Segment Start: GIVEN INFORMATION
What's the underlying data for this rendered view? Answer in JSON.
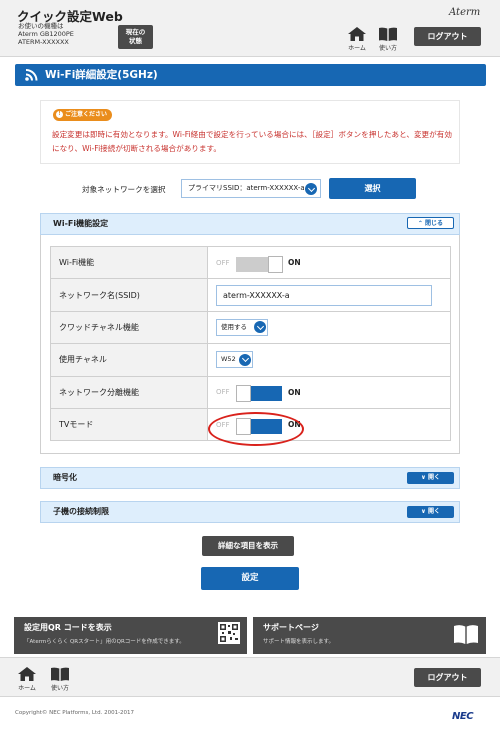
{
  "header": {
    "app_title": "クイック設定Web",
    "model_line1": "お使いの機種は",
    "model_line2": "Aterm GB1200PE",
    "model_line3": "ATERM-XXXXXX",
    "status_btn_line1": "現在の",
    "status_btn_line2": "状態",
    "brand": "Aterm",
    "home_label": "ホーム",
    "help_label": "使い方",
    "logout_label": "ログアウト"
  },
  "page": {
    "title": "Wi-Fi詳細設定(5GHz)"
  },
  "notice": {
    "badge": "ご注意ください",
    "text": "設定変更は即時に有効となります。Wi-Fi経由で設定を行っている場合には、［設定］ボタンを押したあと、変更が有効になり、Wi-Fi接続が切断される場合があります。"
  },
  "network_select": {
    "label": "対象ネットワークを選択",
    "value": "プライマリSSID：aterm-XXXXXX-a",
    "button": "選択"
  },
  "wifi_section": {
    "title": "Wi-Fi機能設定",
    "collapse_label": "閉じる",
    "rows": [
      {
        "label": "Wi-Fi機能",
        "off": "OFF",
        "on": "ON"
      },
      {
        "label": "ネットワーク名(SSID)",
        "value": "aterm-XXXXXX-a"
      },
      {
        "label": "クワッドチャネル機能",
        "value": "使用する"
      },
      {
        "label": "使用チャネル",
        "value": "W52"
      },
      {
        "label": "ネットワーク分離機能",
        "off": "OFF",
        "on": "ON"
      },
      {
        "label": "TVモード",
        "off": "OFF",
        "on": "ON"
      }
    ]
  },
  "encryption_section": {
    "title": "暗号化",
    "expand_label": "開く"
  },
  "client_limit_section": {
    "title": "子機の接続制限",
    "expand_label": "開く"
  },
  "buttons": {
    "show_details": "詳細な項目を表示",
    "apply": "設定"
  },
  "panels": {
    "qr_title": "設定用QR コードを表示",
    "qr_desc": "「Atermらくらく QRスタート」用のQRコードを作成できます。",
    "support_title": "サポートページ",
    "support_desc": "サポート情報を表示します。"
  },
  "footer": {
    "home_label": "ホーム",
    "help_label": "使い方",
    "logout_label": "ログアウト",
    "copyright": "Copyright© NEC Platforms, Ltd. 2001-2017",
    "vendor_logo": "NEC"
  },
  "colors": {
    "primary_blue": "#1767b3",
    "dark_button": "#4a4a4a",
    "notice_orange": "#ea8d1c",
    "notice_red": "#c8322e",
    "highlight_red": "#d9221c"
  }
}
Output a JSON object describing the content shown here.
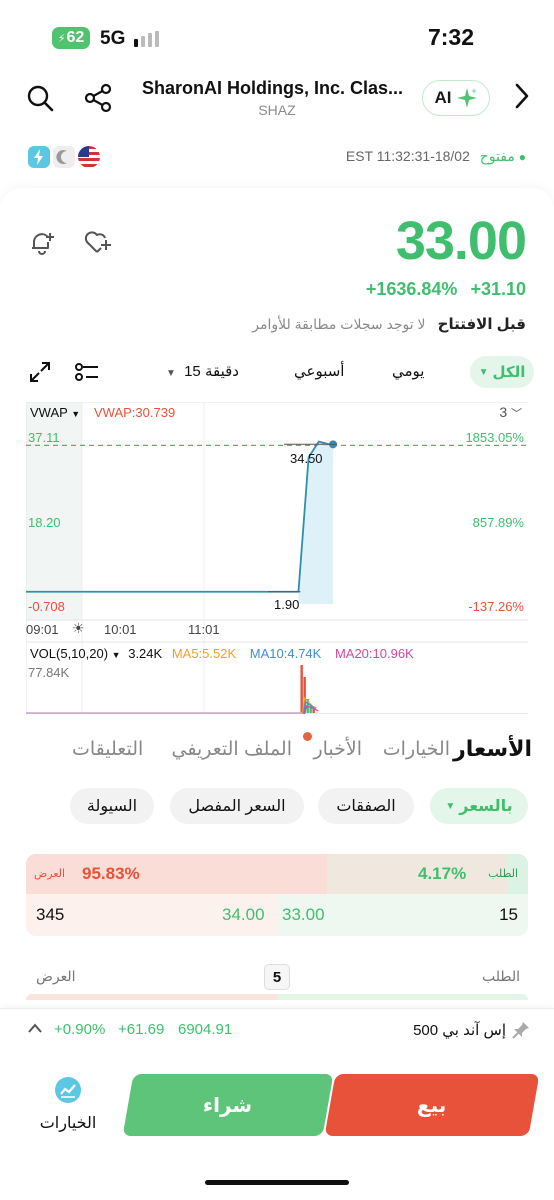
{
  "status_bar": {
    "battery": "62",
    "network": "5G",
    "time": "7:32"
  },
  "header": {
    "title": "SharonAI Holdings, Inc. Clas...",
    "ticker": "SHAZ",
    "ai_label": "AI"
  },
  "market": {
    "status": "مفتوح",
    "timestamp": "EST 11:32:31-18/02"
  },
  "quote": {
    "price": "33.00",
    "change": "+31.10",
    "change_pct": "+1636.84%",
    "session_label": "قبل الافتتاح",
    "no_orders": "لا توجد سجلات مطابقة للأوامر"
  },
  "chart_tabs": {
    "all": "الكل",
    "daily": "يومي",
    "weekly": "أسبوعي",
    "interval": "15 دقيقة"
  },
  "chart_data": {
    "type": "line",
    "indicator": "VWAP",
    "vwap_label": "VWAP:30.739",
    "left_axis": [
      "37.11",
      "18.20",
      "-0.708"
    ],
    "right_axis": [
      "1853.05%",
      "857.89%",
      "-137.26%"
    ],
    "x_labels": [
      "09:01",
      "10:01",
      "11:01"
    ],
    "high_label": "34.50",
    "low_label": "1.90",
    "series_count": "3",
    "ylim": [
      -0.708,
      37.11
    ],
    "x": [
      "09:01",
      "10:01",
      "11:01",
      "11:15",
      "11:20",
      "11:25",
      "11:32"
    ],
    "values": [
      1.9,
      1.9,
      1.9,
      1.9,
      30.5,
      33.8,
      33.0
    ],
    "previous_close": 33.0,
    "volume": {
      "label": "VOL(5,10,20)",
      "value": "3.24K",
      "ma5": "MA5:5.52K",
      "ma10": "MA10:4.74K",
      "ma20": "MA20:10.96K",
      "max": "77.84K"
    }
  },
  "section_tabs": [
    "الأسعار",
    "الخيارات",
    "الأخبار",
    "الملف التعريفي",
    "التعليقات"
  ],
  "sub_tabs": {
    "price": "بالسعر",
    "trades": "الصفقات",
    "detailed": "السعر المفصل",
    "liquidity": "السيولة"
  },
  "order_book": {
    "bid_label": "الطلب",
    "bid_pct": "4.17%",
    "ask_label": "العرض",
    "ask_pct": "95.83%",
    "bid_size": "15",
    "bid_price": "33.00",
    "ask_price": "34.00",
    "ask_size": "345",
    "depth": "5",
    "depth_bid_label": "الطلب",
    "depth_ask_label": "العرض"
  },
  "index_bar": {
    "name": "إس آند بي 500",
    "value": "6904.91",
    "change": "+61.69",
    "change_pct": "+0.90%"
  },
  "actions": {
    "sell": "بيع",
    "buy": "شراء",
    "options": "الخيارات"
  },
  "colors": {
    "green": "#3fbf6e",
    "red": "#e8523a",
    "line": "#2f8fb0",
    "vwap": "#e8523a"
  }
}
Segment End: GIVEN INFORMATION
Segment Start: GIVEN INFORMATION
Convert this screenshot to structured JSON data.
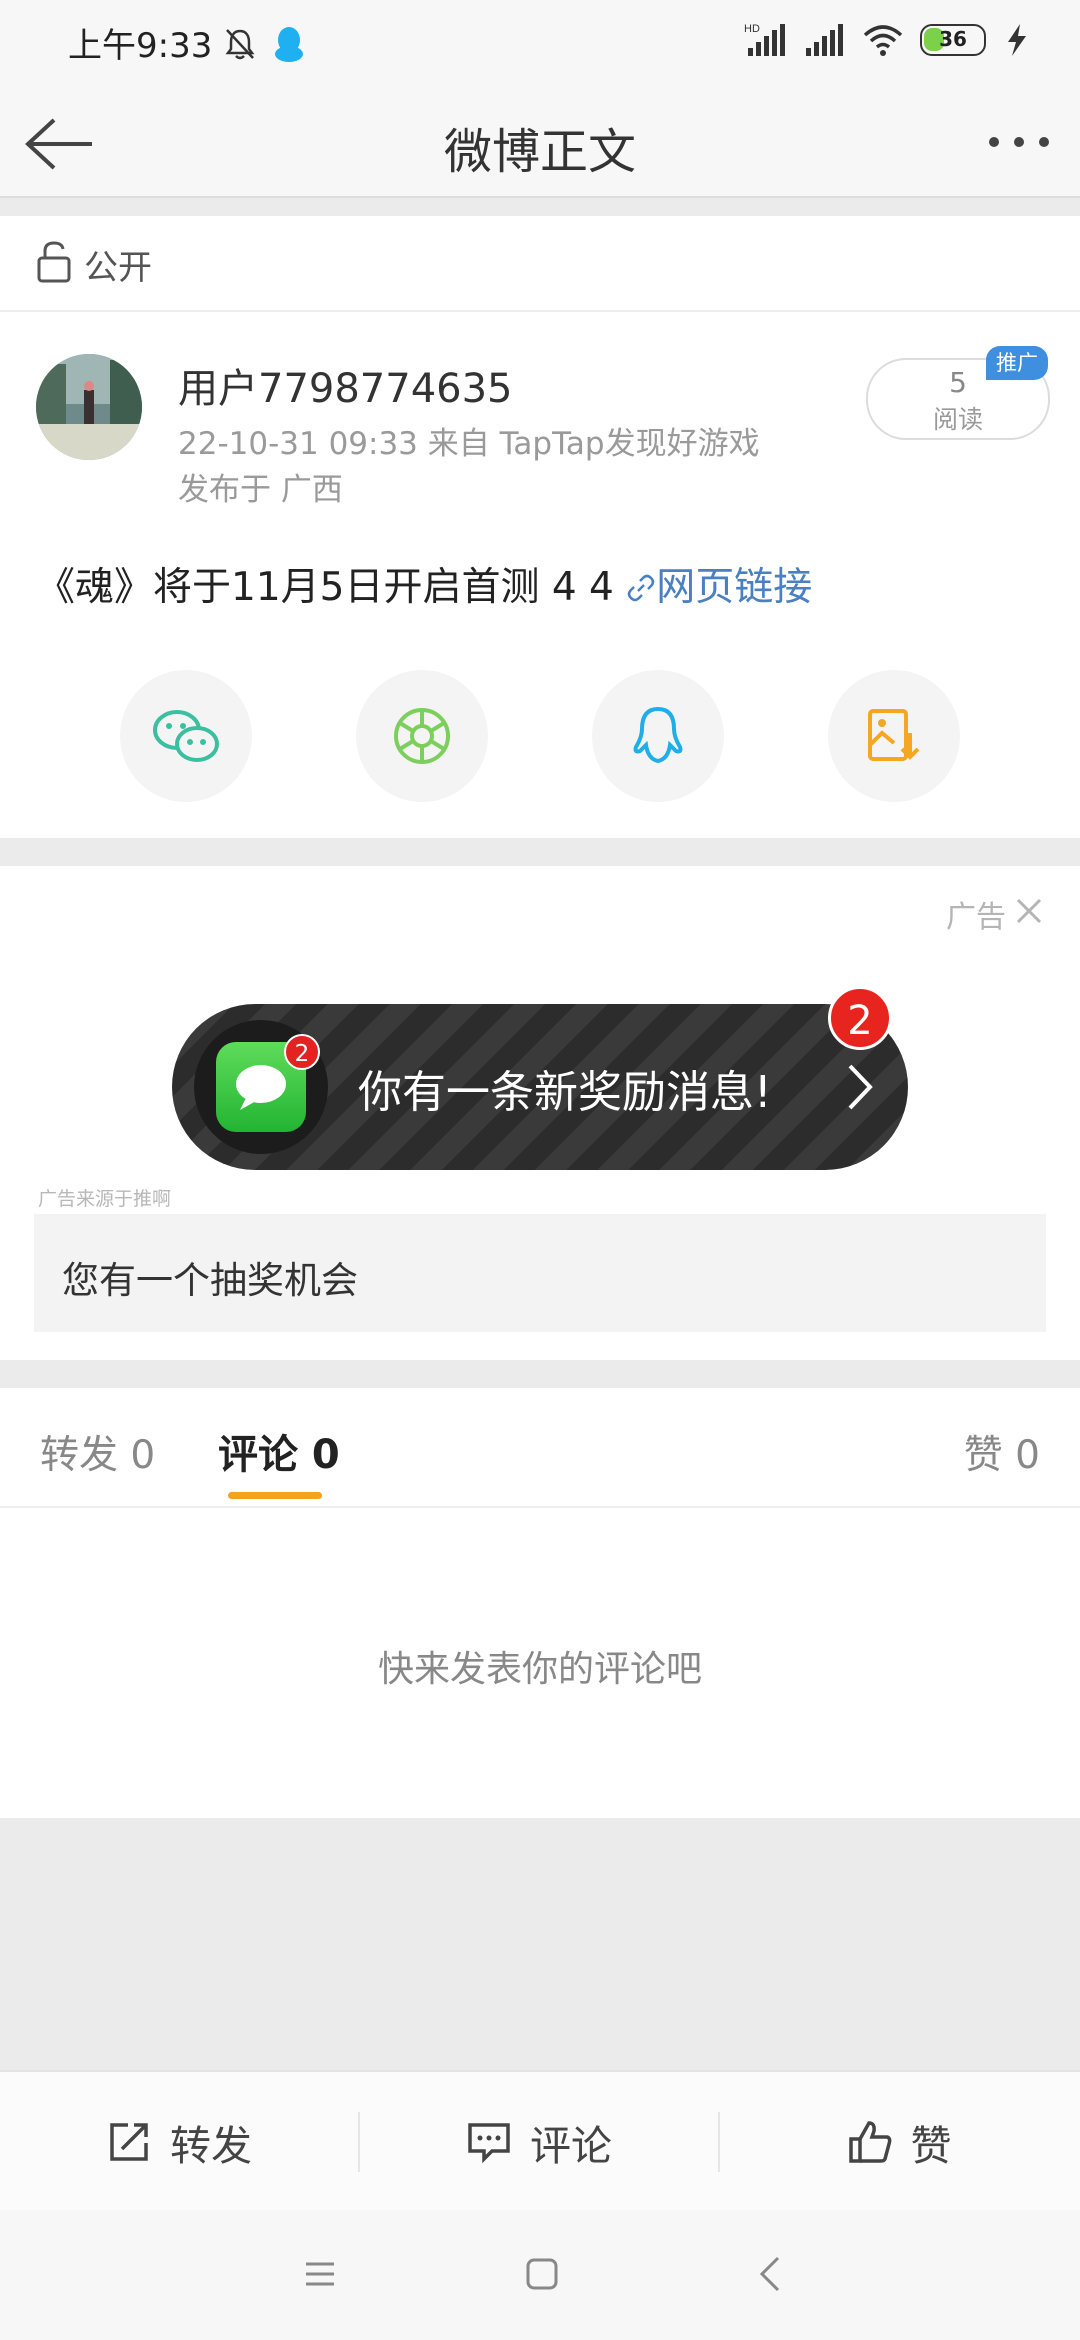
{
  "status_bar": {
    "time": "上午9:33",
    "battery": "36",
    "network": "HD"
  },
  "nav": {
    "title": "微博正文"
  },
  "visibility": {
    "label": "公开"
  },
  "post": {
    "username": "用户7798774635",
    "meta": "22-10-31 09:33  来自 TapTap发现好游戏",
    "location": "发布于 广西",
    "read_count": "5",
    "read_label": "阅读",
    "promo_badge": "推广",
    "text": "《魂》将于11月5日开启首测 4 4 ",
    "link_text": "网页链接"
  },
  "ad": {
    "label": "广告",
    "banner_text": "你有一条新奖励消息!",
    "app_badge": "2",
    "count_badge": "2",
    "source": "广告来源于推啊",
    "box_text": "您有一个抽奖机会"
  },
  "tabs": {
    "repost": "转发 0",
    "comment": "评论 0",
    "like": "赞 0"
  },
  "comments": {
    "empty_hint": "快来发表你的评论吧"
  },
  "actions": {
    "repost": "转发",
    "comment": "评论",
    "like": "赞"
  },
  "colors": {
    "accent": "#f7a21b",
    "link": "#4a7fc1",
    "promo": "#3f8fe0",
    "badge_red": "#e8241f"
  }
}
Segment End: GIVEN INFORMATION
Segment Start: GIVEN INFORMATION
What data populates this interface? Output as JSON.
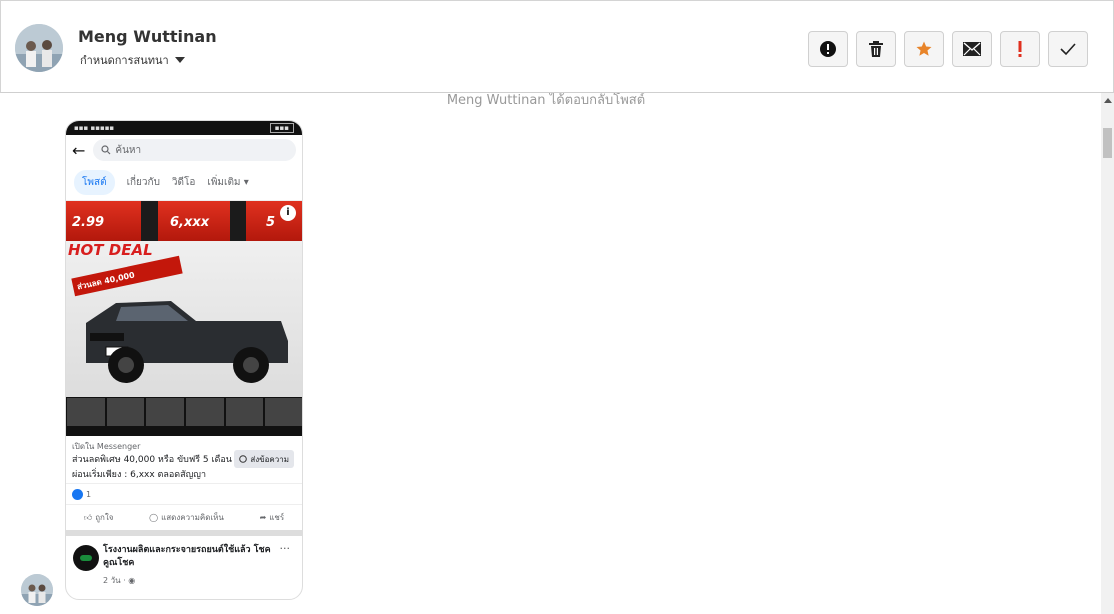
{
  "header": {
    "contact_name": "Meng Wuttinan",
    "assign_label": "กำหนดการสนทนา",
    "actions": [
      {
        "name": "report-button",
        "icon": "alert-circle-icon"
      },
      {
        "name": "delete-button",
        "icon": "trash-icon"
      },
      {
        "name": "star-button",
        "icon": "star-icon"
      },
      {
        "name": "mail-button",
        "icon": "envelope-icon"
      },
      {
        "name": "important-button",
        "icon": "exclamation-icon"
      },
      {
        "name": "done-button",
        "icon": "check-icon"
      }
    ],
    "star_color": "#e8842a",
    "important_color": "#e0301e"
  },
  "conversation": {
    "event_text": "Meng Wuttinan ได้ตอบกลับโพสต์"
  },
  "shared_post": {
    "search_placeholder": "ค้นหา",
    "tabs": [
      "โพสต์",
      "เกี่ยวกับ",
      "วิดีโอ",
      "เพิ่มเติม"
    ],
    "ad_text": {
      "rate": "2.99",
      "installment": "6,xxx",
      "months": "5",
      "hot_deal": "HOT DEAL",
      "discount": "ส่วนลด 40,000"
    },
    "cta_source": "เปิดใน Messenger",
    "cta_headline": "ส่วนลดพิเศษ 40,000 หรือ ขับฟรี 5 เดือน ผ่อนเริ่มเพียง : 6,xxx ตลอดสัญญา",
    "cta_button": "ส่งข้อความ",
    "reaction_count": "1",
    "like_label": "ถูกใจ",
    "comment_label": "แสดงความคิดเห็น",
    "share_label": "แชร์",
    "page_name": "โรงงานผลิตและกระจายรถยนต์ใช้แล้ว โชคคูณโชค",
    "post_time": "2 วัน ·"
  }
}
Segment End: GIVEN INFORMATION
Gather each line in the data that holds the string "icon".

◆ **TASK OUTPUT**
        "icon": "alert-circle-icon"
        "icon": "trash-icon"
        "icon": "star-icon"
        "icon": "envelope-icon"
        "icon": "exclamation-icon"
        "icon": "check-icon"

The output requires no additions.